While wildfire is considered the dominant disturbance in boreal forests, fire only recently has been recognized as an important control on peatland carbon cycling. With NSERC funding, we are conducting field studies to examine controls on carbon emissions during peatland fires and with ecosystem succession. With funding from NASA, we are conducting integrated field and remote sensing studies to understand the multiscale controls on fire behaviour in complex boreal landscapes.
We are particularly interested in smouldering combustion, and how this generates unique emissions that can have human health consequences and also influence atmospheric radiative forcing. Beyond the immediate effects of fire, we are conducting research on how fire alters long-term vegetation succession and permafrost stability.
The APEX project is funded by the National Science Foundation, with additional support from the Bonanza Creek Long Term Research Program and the U.S. Geological Survey. The overall goal of this research is to further knowledge about peatland carbon cycling through a series of warming and hydrological experiments.
We initiated a drought and flooding experiment in 2004, and since then we have monitored the effects of drought, flooding, and soil warming on peatland vegetation, greenhouse gas fluxes, and hydrology. Students participating in the APEX project spend their summers in Alaska conducting field work. Our field sites are located about 1 hour outside of Fairbanks, and students also interact with LTER scientists. As one of the longest-running peatland manipulation programs in the world, we are able to test paradigms about how these ecosystems function.
Thaw of ice-rich permafrost
Permafrost soils contain more than half of the global soil carbon pool, far exceeding the amount of carbon in the atmosphere. Release of thawing permafrost carbon is one of the most likely positive feedbacks from terrestrial ecosystems to the atmosphere with warming. While many field and modelling studies examine gradual vertical thaw that occurs with thickening of the seasonal active layer, our lab focuses on subsidence and thermokarst expansion occurring with thaw of ice-rich permafrost. There are earth system or climate models currently considering the role of thermokarst in permafrost-climate feedbacks, but we hope to change this!
The effect of plant traits on ecosystem function
A running theme through many of our research projects is the effect of plant physiology and traits on aspects of ecosystem function. Given that most northern wetlands are covered with a near-continuous ground-layer of mosses, we are trying to understand the controls of various moss groups on soil thermal conditions, substrate quality, and nutrient cycling. We often think about the evolutionary and physiological underpinnings of moss traits that influence ground temperatures and nutrient cycling. We also are interested in changing plant community composition (as a result of changing climate or plant invasion), and the consequences of altered biodiversity for carbon and nitrogen cycling.
Changing climate and northern food
We study how permafrost thaw affects the ability of subsistence harvesters to travel and access traditional foods.

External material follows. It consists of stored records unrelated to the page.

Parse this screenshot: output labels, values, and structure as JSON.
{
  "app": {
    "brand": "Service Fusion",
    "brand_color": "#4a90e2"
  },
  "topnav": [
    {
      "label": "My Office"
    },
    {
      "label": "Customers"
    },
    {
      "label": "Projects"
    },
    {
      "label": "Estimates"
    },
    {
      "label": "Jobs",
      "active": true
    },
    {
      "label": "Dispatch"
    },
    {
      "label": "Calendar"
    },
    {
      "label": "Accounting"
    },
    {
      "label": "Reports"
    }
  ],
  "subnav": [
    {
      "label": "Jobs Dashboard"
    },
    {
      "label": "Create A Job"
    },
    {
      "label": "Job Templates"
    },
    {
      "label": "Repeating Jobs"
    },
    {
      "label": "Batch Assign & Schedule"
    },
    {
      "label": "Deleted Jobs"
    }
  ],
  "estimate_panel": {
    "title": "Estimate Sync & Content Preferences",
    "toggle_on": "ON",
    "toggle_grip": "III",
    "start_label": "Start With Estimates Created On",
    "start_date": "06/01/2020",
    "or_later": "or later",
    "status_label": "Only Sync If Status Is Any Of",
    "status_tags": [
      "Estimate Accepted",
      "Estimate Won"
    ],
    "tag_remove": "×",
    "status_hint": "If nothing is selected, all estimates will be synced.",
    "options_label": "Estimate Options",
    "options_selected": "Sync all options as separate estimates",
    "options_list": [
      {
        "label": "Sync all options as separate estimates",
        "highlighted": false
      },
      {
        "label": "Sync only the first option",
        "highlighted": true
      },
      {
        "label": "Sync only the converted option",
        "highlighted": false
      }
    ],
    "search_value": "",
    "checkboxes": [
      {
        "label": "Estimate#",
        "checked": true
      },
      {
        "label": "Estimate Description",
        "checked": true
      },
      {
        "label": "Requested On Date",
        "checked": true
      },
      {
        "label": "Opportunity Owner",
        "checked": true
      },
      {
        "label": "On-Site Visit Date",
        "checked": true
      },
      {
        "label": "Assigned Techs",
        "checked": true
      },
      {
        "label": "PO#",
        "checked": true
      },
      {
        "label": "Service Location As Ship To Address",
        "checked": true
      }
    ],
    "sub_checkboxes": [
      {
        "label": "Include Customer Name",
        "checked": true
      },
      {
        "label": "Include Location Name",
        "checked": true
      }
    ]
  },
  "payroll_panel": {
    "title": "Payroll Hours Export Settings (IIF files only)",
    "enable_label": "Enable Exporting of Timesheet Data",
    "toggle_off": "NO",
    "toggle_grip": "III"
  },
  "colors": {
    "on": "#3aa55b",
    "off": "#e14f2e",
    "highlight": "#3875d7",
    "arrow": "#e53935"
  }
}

We are working with communities to identify how thermokarst is affecting culturally important lands. Many models also show that northern Canada will become more suitable for certain crops under future climate change. This makes the north one of the most important agricultural frontiers. Productivity on northern soils will require drainage, which causes large carbon emissions. We are using a number of approaches to help build capacity in northern communities to better adjust to this shifting agricultural landscape and embrace climate-smart food production and agriculture.
Sustainable water and energy in remote regions
Through collaborations with aquatic biologists, land managers, and remote sensing experts, we are linking changes on land occurring with warming, increasing wildfire and permafrost degradation to changes in streamflow, water quality, and aquatic health. Changes in permafrost stability have important consequences for energy availability for several northern cities that depend on hydropower. In recent years, there has been insufficient flow to generate power in Yellowknife, which is linked to permafrost thaw, and the city was forced to switch to diesel power. Photo credit to Peter Griffiths at NASA.
Fun fact - you can see the APEX water table manipulation plots from space! We have maintained this long-term ecosystem experiment since 2004, and have been tracking changes in vegetation, microbial processes, and carbon fluxes ever since. Hover over the field image below to see the layout of our plots.
To complement the water table manipulation experiment highlighted above, we also have been studying ecosystem responses to wetting caused by the thaw of ice-rich permafrost. We have a lot of infrastructure at the field sites pictured below, including two eddy covariance towers, many networks of chambers, snow and ERT transects, and deep versus shallow nutrient fertilization.